LaMoure in LaMoure County, North Dakota — The American Midwest (Upper Plains)
LaMoure County Courthouse
The brick walls of the LaMoaure County Courthouse have withstood the elements since 1910, and the building has become a cornerstone of the community's vitality. However, 15 years before the first brick was laid, two communities fought over its location.
At one time, Grand Rapids was the only town in Lamoure County and was the county seat. Yet once the town of LaMoure was platted it quickly grew larger than Grand Rapids. During the summer of 1884, LaMoure residents initiated a petition requiring the county commissioners to decide the location of the county seat. Although LaMoure had a railroad, the people of Grand Rapids claimed that most of the county's population was closer to them, and they had already built a courthouse.
Not enough signatures were gathered to support the petition, but in 1885 a law was passed enabling LaMoure County residents to vote for the official county seat in 1886. Lamoure won the election by 86 votes. Four days after the election, The county commissioners ordered county officials to move all the county records from Grand Rapids to the town hall in LaMoure, which was leased for use as the courthouse.
Struggling to maintain Grand Rapids as the county seat, several residents of Grand Rapids went before a judge in Jamestown, ND, trying to get an injunction to prevent the
When the people of LaMoure heard what was happening, they took action. During the middle of the night, 18 men from LaMoure headed into Grand Rapids with two drays, two lumber wagons, and a few buggies to retrieve the county records. It was midnight when the men reached the Grand Rapids courthouse and found it lit and guarded by approximately 20 men armed with guns. The men demanded to be let inside, but were refused, so they used a scantling as a battering ram to break the door down.
Meanwhile, Al Franks who carried the important document injunction, had become lost on the trail in the darkness. Tired of waiting, the Grand Rapids men began to leave one by one. By morning everything was loaded onto the wagons and the men headed back to LaMoure.
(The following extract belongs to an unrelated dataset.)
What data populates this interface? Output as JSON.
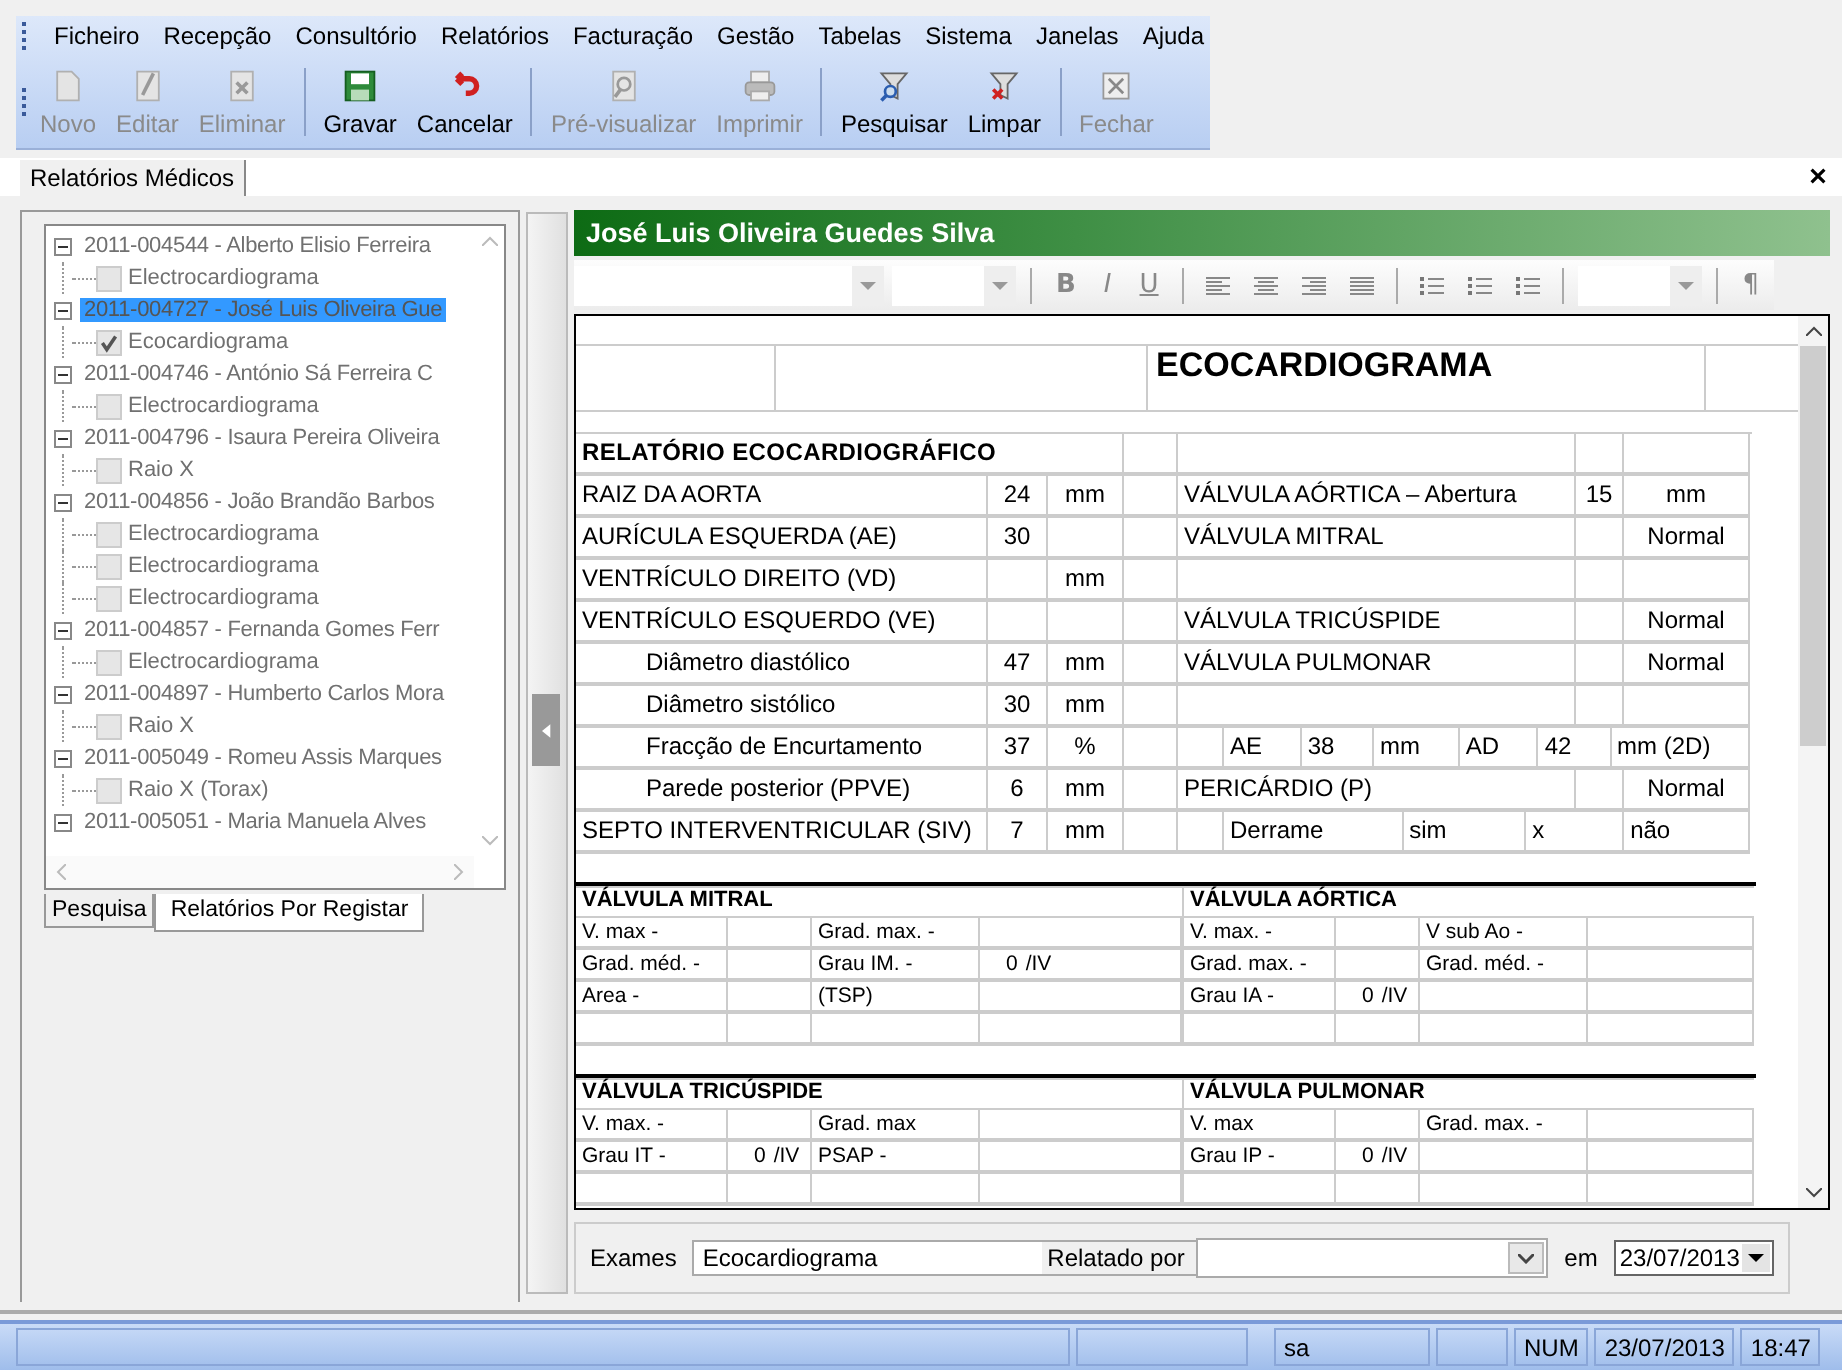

They were enjoying breakfast at the hotel in Lamoure, when Al Franks arrived to serve the injunction to stop the removal of the records from Grand Rapids - all too late. After the records were removed from Grand Rapids the first official courthouse for LaMoure County was in the LaMoure City Hall, and later moved to an old bank building. That building and the entire business district of LaMoure were destroyed by fire in 1894. The LaMoure County Courthouse then leased space at the Lloyd Bank building for its offices.
In 1907, LaMoure County put aside funds to erect a new courthouse. E.P. Wells donated the site for the courthouse and the county advertised for bids. The contract was awarded to a company in Aberdeen, South Dakota for $100,000, The county offices were moved into the new LaMoure County Courthouse in 1910 and have remained there ever since.
Business flourished after the new courthouse was built.
Workers gathered in front of the finished courthouse, which has been a prominent landmark since 1910.
Erected by North Dakota Department of Transportation.
Location. 46° 21.718′ N, 98° 17.495′ W. Marker is in LaMoure, North Dakota, in LaMoure County. Marker is at the intersection of 4th Avenue Northeast and 2nd St. NE, on the right when traveling west on 4th Avenue Northeast. Touch for map. Marker is at or near this postal address: 202 4th Ave NE, Lamoure ND 58458, United States of America.
Other nearby markers. At least 6 other markers are within 16 miles of this marker, measured as the crow flies. Steamboats on the River (approx. 0.6 miles away); Honorable Milton R. Young (approx. 0.6 miles away); Symbol of Freedom (approx. 0.6 miles away); Civilian Conservation Corps Project (approx. 0.9 miles away); Carroll House (approx. 15.3 miles away); Stagecoach Relay Station (approx. 15½ miles away).
Categories. • Political Subdivisions •
Credits. This page was last revised on January 16, 2018. This page originally submitted on January 13, 2018, by Ruth VanSteenwyk of Aberdeen, South Dakota. This page has been viewed 35 times since then. Photos: 1, 2. submitted on January 13, 2018, by Ruth VanSteenwyk of Aberdeen, South Dakota. • Bill Pfingsten was the editor who published this page.